Filipino companies exporting particularly iron and steel, aluminum, cement and fertilizers to the European Union (EU) are advised to prepare for the implementation of a new regulation that will account for carbon in traded goods.
Aaron Cosbey of International Trade Centre said only a clutch of emission-intensive trade-exposed goods, including electricity, would be covered under the EU Commission proposal on the carbon border adjustment mechanism (CBAM).
The European Parliament and the Council of the EU have reached a provisional agreement to implement the CBAM from October 1, 2023. The scope will be extended to hydrogen and some downstream products.
“CBAM is a border measure designed to make it such that foreign producers of certain goods face the same carbon costs that are faced by EU producers,” he said.
Under the CBAM, Cosbey said producers should register their operations in an EU-maintained central database with basic information.
He said they need to commission an accredited verifier to assess each installation’s greenhouse gas (GHG)-intensity for specific goods and provide this information to authorized declarants.
“Submitting the resulting data is technically the importer’s responsibility but in practice, importers will demand this data from producers,” he added.
Cosbey said importers, which are called declarants, on the other hand, have to apply for an authorization to import CBAM-covered goods before importing.
“When you receive that authorization, you are an authorized declarant. By May 31 of each year, all authorized declarants have to submit a report which basically says CBAM goods they import during that year and how many tonnes of GHG were embedded in that goods.
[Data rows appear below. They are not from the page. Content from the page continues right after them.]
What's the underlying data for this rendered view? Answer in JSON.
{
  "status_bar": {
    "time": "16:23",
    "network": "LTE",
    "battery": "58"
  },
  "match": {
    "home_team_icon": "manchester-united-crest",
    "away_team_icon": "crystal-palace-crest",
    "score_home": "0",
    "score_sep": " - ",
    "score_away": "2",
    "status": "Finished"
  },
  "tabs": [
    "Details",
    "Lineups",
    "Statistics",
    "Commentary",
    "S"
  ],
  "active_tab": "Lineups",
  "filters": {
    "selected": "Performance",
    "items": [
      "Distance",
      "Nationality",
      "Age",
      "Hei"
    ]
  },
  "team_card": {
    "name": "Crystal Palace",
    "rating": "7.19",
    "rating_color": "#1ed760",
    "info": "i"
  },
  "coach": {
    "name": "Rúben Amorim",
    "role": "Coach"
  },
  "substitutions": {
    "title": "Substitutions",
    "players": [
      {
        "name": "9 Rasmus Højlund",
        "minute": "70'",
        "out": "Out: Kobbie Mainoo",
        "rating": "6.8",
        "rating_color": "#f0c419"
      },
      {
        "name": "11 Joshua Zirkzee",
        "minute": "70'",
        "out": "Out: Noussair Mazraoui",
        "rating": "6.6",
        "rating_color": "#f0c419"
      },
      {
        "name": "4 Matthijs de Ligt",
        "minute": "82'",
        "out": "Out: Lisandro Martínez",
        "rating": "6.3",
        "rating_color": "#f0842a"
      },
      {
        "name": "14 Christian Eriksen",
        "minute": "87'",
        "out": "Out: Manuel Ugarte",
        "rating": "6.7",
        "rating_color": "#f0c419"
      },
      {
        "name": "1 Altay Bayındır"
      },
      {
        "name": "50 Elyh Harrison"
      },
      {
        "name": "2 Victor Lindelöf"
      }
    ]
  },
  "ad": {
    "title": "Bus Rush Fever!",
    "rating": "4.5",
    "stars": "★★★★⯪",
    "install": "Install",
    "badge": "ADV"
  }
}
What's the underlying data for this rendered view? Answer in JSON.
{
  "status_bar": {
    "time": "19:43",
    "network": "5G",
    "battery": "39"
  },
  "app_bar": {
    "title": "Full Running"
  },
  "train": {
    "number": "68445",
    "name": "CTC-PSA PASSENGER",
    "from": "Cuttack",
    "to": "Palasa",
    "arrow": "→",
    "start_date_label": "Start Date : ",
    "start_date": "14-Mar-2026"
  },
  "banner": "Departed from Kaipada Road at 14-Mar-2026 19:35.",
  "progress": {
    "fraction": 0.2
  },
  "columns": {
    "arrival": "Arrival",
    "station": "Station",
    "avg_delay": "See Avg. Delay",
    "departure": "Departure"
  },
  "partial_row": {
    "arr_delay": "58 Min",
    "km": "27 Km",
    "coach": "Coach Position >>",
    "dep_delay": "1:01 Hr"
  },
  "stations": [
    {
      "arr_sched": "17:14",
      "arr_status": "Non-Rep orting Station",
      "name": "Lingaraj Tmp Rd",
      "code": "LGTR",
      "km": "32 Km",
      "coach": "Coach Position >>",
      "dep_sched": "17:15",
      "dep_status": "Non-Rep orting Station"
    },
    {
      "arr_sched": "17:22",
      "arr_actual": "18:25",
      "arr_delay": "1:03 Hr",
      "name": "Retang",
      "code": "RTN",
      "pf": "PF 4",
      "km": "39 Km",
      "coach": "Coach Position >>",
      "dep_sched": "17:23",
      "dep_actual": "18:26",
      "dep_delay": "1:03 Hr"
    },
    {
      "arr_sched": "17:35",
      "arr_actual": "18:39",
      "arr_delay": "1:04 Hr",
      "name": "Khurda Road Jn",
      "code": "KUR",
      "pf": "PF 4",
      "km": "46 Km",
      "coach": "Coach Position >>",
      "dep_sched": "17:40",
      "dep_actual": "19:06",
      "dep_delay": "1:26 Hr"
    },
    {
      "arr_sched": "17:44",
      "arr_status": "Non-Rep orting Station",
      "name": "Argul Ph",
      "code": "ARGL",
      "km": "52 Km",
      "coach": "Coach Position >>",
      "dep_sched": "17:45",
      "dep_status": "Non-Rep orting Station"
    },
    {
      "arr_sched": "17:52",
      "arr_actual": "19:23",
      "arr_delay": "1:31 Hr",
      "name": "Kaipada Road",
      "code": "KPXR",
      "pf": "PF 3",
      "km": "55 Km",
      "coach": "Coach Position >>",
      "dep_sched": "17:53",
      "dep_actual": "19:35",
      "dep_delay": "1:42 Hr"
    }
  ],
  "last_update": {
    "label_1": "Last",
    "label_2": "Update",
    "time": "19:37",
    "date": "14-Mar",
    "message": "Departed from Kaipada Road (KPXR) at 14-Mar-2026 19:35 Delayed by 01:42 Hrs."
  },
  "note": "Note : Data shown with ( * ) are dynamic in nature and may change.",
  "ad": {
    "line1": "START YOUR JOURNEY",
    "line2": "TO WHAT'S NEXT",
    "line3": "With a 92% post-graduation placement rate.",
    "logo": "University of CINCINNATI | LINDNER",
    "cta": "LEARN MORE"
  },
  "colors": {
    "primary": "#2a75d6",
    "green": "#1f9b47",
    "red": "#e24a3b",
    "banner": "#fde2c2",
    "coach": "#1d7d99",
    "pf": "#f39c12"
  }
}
And then they submit CBAM certificates equal to the number of tonnes of embedded carbon,” he added.
Cosbey said the Philippine government and institutions like ITC have the ability to help Filipino exporters take advantage of the opportunities and avoid the risks involved in instruments like the CBAM.
He said exporting country policy options are compiling statistics on national sectoral emissions and transmitting to the EU, lobbying the EU to support exporters’ costs of certifying data and build exporters’ capacity to comply with CBAM, and building exporters’ capacity for internal carbon accounting.
Others include lobbying in the World Trade Organization (WTO) and elsewhere for coordination among countries considering CBAM, ramping up existing support for industrial transformation in energy-intensive, trade-exposed sectors, and putting in place national carbon pricing, he added.
Cosbey said the Philippine government can be a conduit of information for Philippine exporters on the CBAM and other types of legislation in the pipeline.